Let the skiing begin!
Whiteface plans to open Dec. 4
(Editor’s note: This story was updated to include the new opening date.)
Due to warm weather conditions, state Olympic Regional Development Authority officials will open the Whiteface Mountain Ski Center a week later than expected, spokesperson Elise Ruocco said Wednesday, Nov. 25.
“Our snowmaking team has been hard at work, but with the variable forecast this week, we are shifting our anticipated opening day for skiing and riding to Friday, December 4,” Ruocco said in an email.
ORDA CEO Michael Pratt briefed members of the authority’s Board of Directors on Friday, Nov. 20 about when the Wilmington slopes are expected to open and how the authority plans to control the number of people skiing at any one time, in accordance with state public health guidelines. The original opening date was Nov. 27, the day after Thanksgiving, but ORDA officials decided Tuesday afternoon to hold off until colder weather sets in next week.
Snowmaking began at Whiteface on Nov. 17, later than last year due to warmer temperatures in November. A year ago, the ski center opened on Nov. 15.
At this time, access to the mountain on Dec. 4-6 will be limited to those who have a season pass or are using the first day of their Frequent Skier Card, according to the ski center’s website. “Availability of additional tickets including e-tickets and Frequent Skier Card reloads will be determined based upon conditions and availability of terrain next week,” the website stated Nov. 25.
Gov. Andrew Cuomo announced Oct. 18 that not only would ski resorts have to reduce indoor capacity by 50%, but they would also have to reduce outdoor capacity by 25% on peak days or when multiple ski trails are closed.

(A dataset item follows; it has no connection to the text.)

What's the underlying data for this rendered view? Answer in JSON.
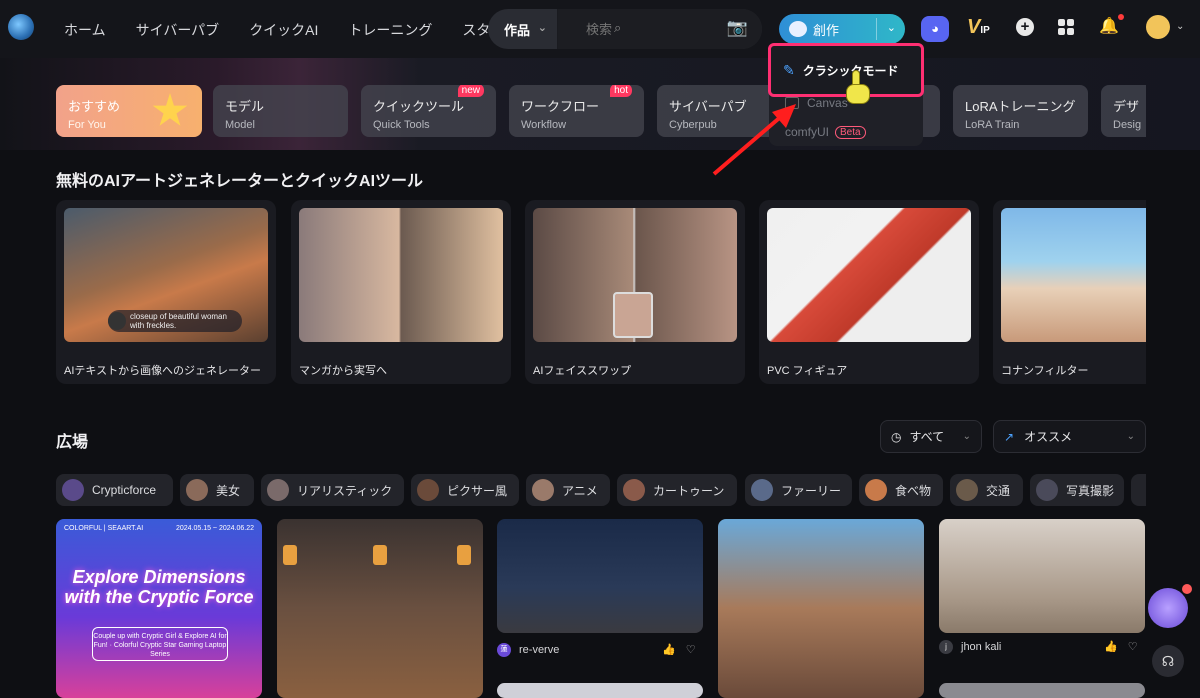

This year, the state-run Whiteface will have a small capacity on opening weekend, because some trails are usually still closed, according to Pratt. Last year, the mountain opened with four trails.
“We’re also starting with a conservative number so we have a good comfort level and we know we can be successful,” he told the ORDA board.

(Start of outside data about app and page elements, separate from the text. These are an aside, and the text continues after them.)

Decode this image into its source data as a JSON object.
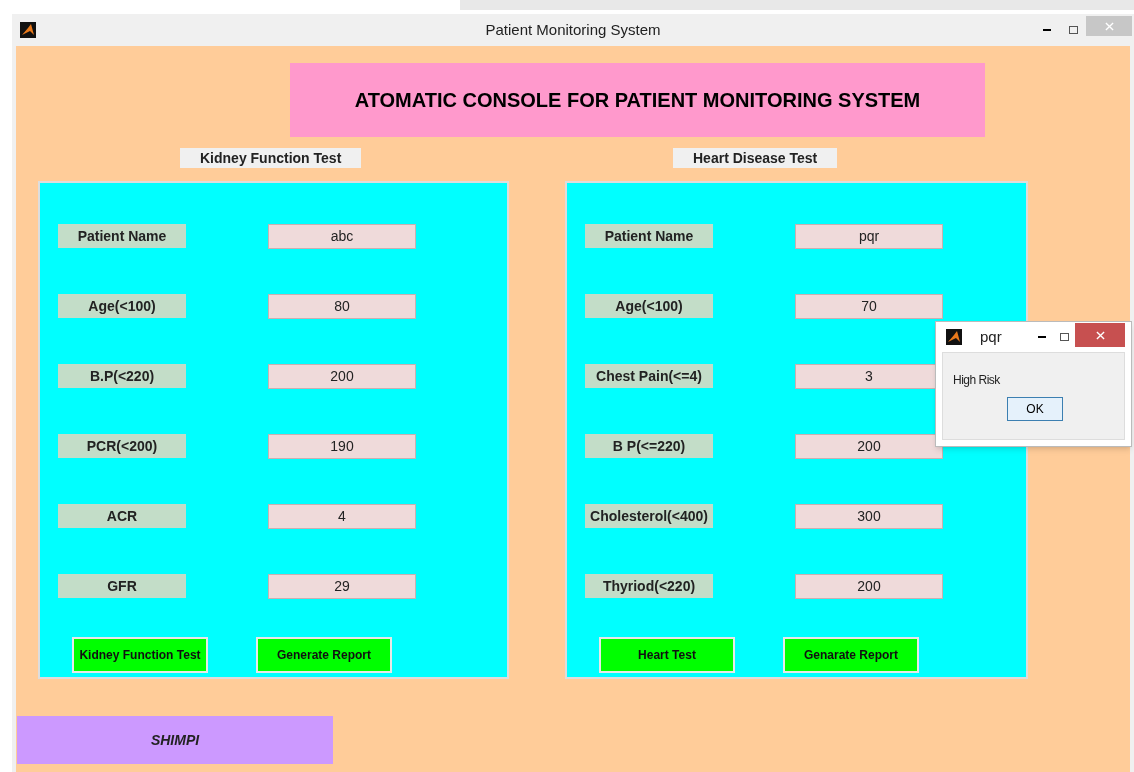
{
  "window": {
    "title": "Patient Monitoring System"
  },
  "banner": "ATOMATIC CONSOLE FOR PATIENT MONITORING SYSTEM",
  "panels": [
    {
      "heading": "Kidney Function Test",
      "fields": [
        {
          "label": "Patient Name",
          "value": "abc"
        },
        {
          "label": "Age(<100)",
          "value": "80"
        },
        {
          "label": "B.P(<220)",
          "value": "200"
        },
        {
          "label": "PCR(<200)",
          "value": "190"
        },
        {
          "label": "ACR",
          "value": "4"
        },
        {
          "label": "GFR",
          "value": "29"
        }
      ],
      "buttons": [
        "Kidney Function Test",
        "Generate Report"
      ]
    },
    {
      "heading": "Heart Disease Test",
      "fields": [
        {
          "label": "Patient Name",
          "value": "pqr"
        },
        {
          "label": "Age(<100)",
          "value": "70"
        },
        {
          "label": "Chest Pain(<=4)",
          "value": "3"
        },
        {
          "label": "B P(<=220)",
          "value": "200"
        },
        {
          "label": "Cholesterol(<400)",
          "value": "300"
        },
        {
          "label": "Thyriod(<220)",
          "value": "200"
        }
      ],
      "buttons": [
        "Heart Test",
        "Genarate Report"
      ]
    }
  ],
  "footer": "SHIMPI",
  "dialog": {
    "title": "pqr",
    "message": "High Risk",
    "button": "OK"
  }
}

Pratt explained the ways the authority plans to control capacity.
“We’re doing that by limiting our day tickets,” he said. “We’re selling all tickets online through our e-commerce sites. That will also help us with contact tracing.”
Selling day tickets only in advance and online will also give the authority an idea of how many people plan to arrive each day, Pratt said.

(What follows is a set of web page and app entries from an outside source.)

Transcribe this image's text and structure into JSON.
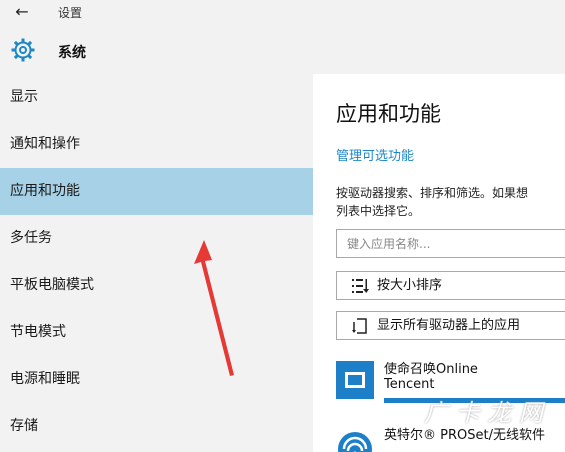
{
  "window": {
    "title": "设置",
    "heading": "系统"
  },
  "icons": {
    "back": "back-arrow-icon",
    "app": "gear-icon"
  },
  "sidebar": {
    "items": [
      {
        "label": "显示"
      },
      {
        "label": "通知和操作"
      },
      {
        "label": "应用和功能",
        "active": true
      },
      {
        "label": "多任务"
      },
      {
        "label": "平板电脑模式"
      },
      {
        "label": "节电模式"
      },
      {
        "label": "电源和睡眠"
      },
      {
        "label": "存储"
      }
    ]
  },
  "main": {
    "title": "应用和功能",
    "manage_link": "管理可选功能",
    "description_line1": "按驱动器搜索、排序和筛选。如果想",
    "description_line2": "列表中选择它。",
    "search_placeholder": "键入应用名称...",
    "sort_button": "按大小排序",
    "drive_button": "显示所有驱动器上的应用",
    "apps": [
      {
        "name": "使命召唤Online",
        "publisher": "Tencent"
      },
      {
        "name": "英特尔® PROSet/无线软件"
      }
    ]
  },
  "watermark": "广 卡 龙 网",
  "colors": {
    "accent": "#1e88c7",
    "selected": "#a6d1e6",
    "sidebar_bg": "#f2f2f2",
    "annotation_arrow": "#e53935"
  }
}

Anyone who visits the ski center will be required to do a health screening through an app, according to Pratt.
Up-to-date information for visitors will be constantly added to the authority’s website, and new signage will be posted, including electronic signage.
Masks will be required at all times except when eating, drinking or skiing, according to the governor’s office. Social distancing is also required. Only members of the same party will be allowed to ride the gondola or the lifts together. Ski lessons will be limited to 10 people, and all shared equipment will be sanitized between each use.
The authority will utilize RFID technology that was installed at the ski center last year, which can scan tickets while the tickets are still in skiers’ pockets. This technology is common at ski resorts across the world but hadn’t been implemented at ORDA’s facilities until recently.
“We’re so happy we invested in it last year; it worked out great,” Pratt said.
The price of a full SKI3 pass, which allows skiers to visit any of ORDA’s three Alpine ski centers — Whiteface, Gore in North Creek and Belleayre in the Catskills — all season regardless of what day it is, is $919 this year for those over 30 years old. That’s about $20 more than last year. The price of this pass varies, though — it’s $639 for adults between the ages of 20 and 29. The price declines further for teens and kids. ORDA is also offering a “limited” SKI3 pass, which is similar to the normal SKI3 pass but with blackout days, for $739 for adults over 30 years old. A Whiteface-only pass, which carries some blackout periods, costs $669. All of these prices will increase after Dec. 9. Even in a non-pandemic year, passes and lift ticket prices usually fluctuate throughout the season.
The newly rebuilt Mid-Station Lodge at Whiteface will be open to the public this season. The old Mid-Station Lodge burned down in a late-night fire last year, and Cuomo announced $14 million in state funding to rebuild it back in January.
“The Mid-Station Lodge is turning out really nicely,” Pratt said.
Both floors of the lodge will be open to the public. It will offer public bathrooms plus some grab-and-go food options. The only part of the lodge that isn’t complete yet is the kitchen, which will be built out in the next phase of construction, Pratt said.
A new lift by the beginners’ Bear Den Lodge, with a higher elevation than the old one, has been installed and is expected to go through the certification process after Thanksgiving, according to Pratt.
For more information, visit https://whiteface.com/.
(Lake Placid News Editor Andy Flynn contributed to this report.)